Part A Opening the Topic1. The Onomasiological Approach2. On Establishing a TraditionPart B The English Tradition of Onomasiology3. Hermeneumata, Latin-English Glosses, and RINominales4. Colloquies, Wordbooks, and Dialogues for Teaching and Learning Foreign Languages5. Treatises on Terminology6. John Withals' Dictionary for Young Boys (1553)7. James Howell's Dictionary for the Genteel (1660)8. John Wilkins' Comprehensive Thesaurus of English (1668)Part C The European Scene9. Multilingual Dictionaries and Nomenclators10. The Case of Johannes Amos ComeniusPart D Reflections on the Topic11. Towards Mental Lexicography

Editorial Reviews

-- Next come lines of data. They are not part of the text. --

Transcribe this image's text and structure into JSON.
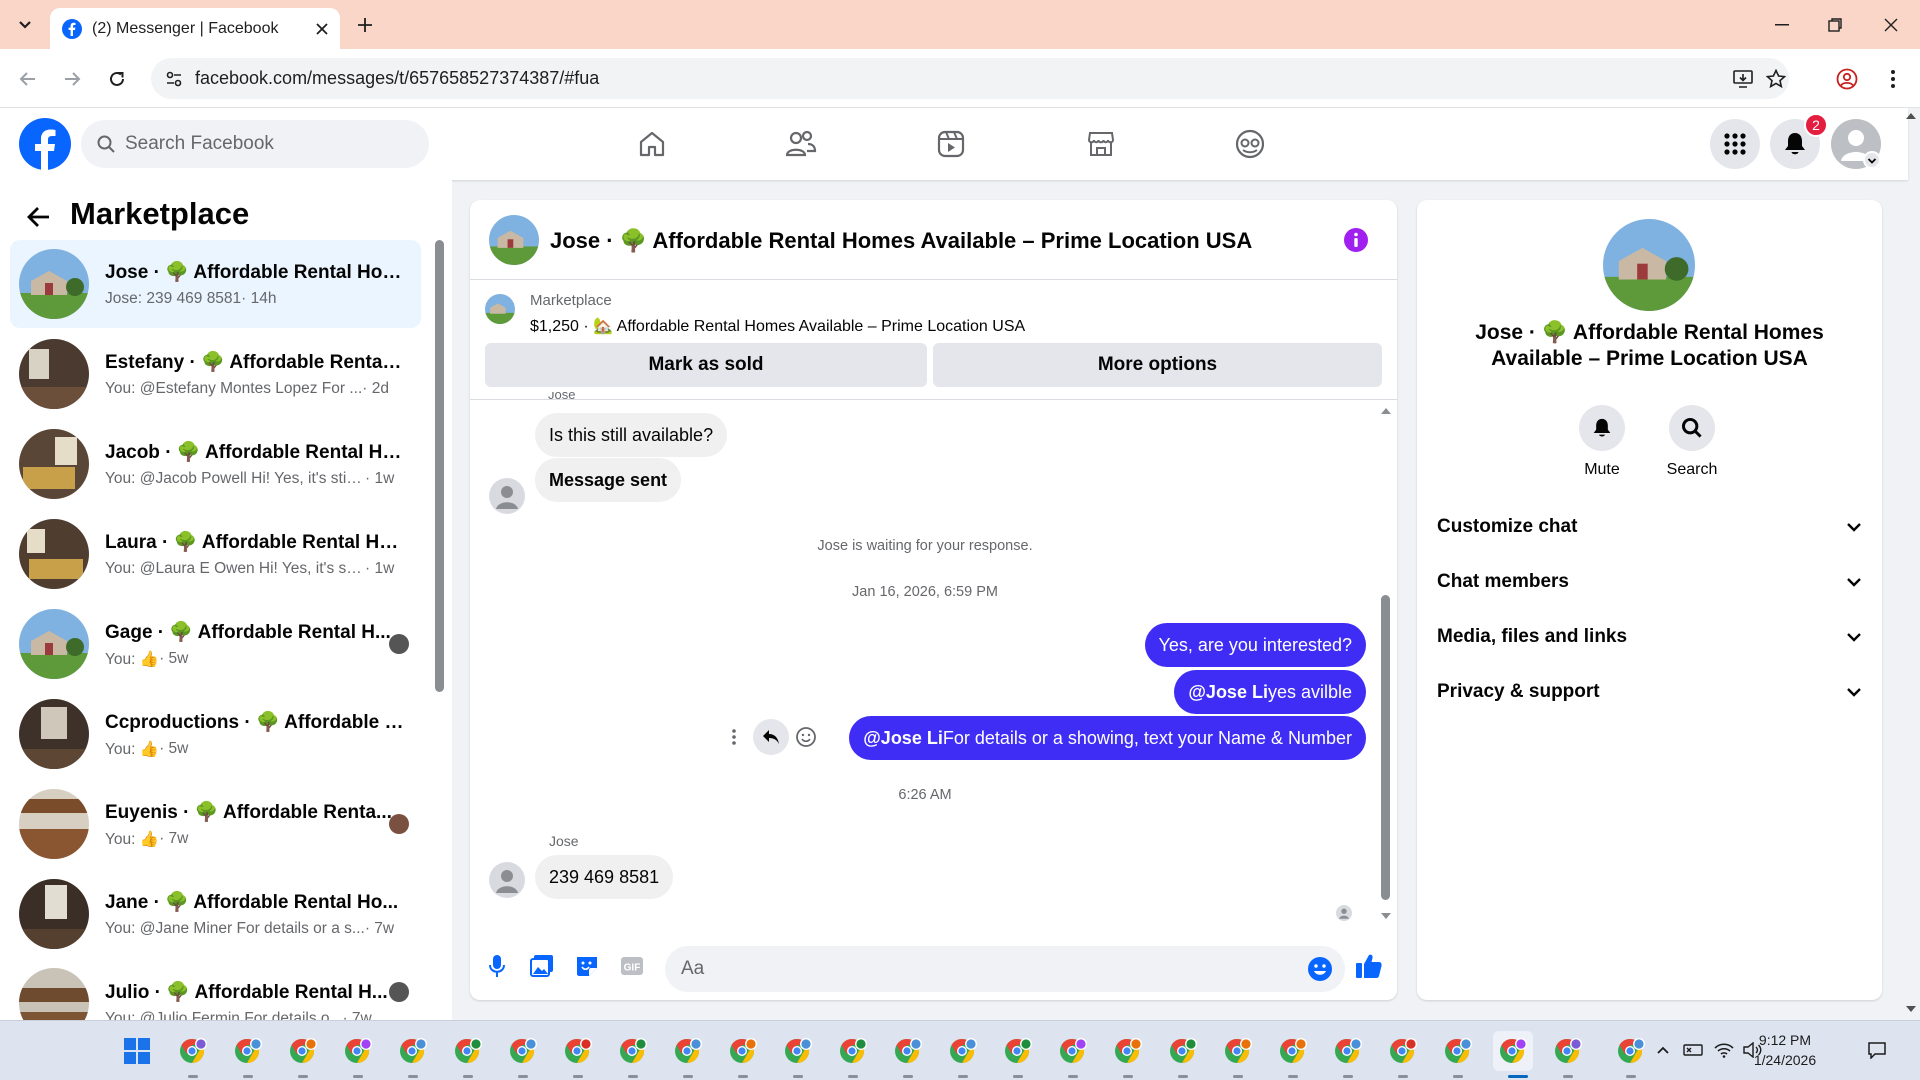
{
  "browser": {
    "tab_title": "(2) Messenger | Facebook",
    "url": "facebook.com/messages/t/657658527374387/#fua"
  },
  "fb_header": {
    "search_placeholder": "Search Facebook",
    "notification_count": "2",
    "brand_color": "#0866ff"
  },
  "sidebar": {
    "title": "Marketplace",
    "conversations": [
      {
        "name": "Jose · 🌳 Affordable Rental Hom...",
        "preview": "Jose: 239 469 8581",
        "time": "· 14h"
      },
      {
        "name": "Estefany · 🌳 Affordable Rental ...",
        "preview": "You: @Estefany Montes Lopez For ...",
        "time": "· 2d"
      },
      {
        "name": "Jacob · 🌳 Affordable Rental Ho...",
        "preview": "You: @Jacob Powell Hi! Yes, it's still...",
        "time": "· 1w"
      },
      {
        "name": "Laura · 🌳 Affordable Rental Ho...",
        "preview": "You: @Laura E Owen Hi! Yes, it's stil...",
        "time": "· 1w"
      },
      {
        "name": "Gage · 🌳 Affordable Rental H...",
        "preview": "You: 👍",
        "time": "· 5w"
      },
      {
        "name": "Ccproductions · 🌳 Affordable R...",
        "preview": "You: 👍",
        "time": "· 5w"
      },
      {
        "name": "Euyenis · 🌳 Affordable Renta...",
        "preview": "You: 👍",
        "time": "· 7w"
      },
      {
        "name": "Jane · 🌳 Affordable Rental Ho...",
        "preview": "You: @Jane Miner For details or a s...",
        "time": "· 7w"
      },
      {
        "name": "Julio · 🌳 Affordable Rental H...",
        "preview": "You: @Julio Fermin For details o...",
        "time": "· 7w"
      }
    ]
  },
  "chat": {
    "title": "Jose · 🌳 Affordable Rental Homes Available – Prime Location USA",
    "marketplace_label": "Marketplace",
    "listing": "$1,250 · 🏡 Affordable Rental Homes Available – Prime Location USA",
    "mark_sold": "Mark as sold",
    "more_options": "More options",
    "top_sender": "Jose",
    "messages": {
      "in1": "Is this still available?",
      "in2": "Message sent",
      "waiting": "Jose is waiting for your response.",
      "date1": "Jan 16, 2026, 6:59 PM",
      "out1": "Yes, are you interested?",
      "out2_mention": "@Jose Li",
      "out2_text": " yes avilble",
      "out3_mention": "@Jose Li",
      "out3_text": " For details or a showing, text your Name & Number",
      "date2": "6:26 AM",
      "sender": "Jose",
      "in3": "239 469 8581"
    },
    "composer_placeholder": "Aa",
    "accent": "#3f2df5"
  },
  "details": {
    "name": "Jose · 🌳 Affordable Rental Homes Available – Prime Location USA",
    "mute": "Mute",
    "search": "Search",
    "rows": [
      "Customize chat",
      "Chat members",
      "Media, files and links",
      "Privacy & support"
    ]
  },
  "taskbar": {
    "time": "9:12 PM",
    "date": "1/24/2026"
  }
}
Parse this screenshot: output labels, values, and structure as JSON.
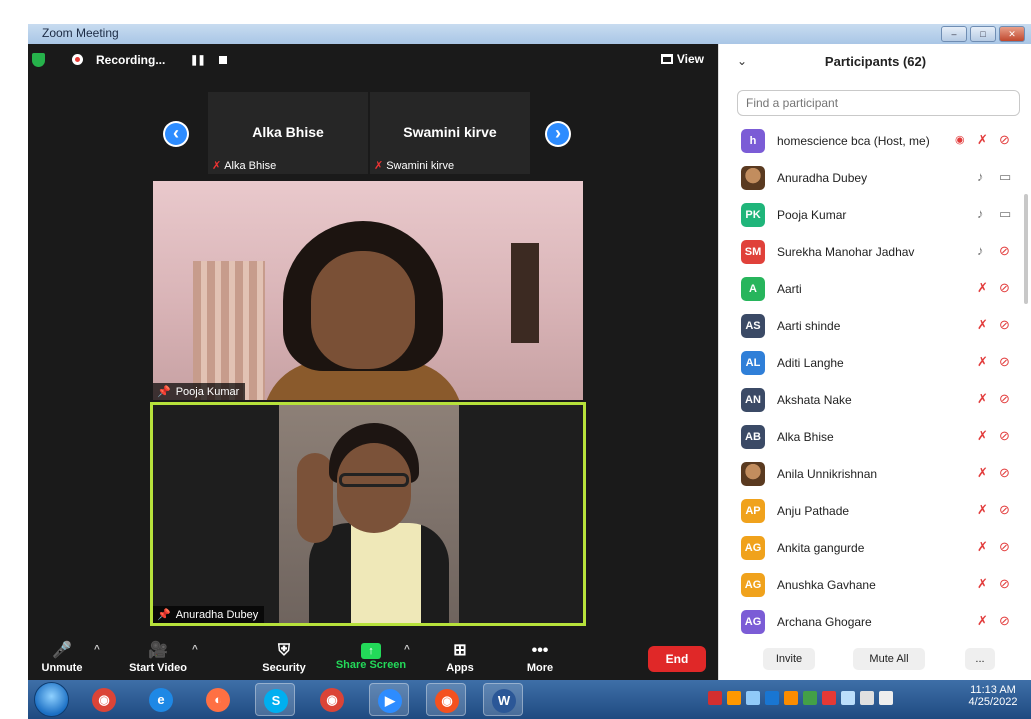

`This is a work of enormously broad scholarship, which brings together a range of quite diverse elements into a coherent narrative which makes for absorbing and often surprisingly entertaining reading. All in all this is a rich and multifaceted book, and one which will appeal to a variety ofaudiences.'David Cram, International Journal of Lexicography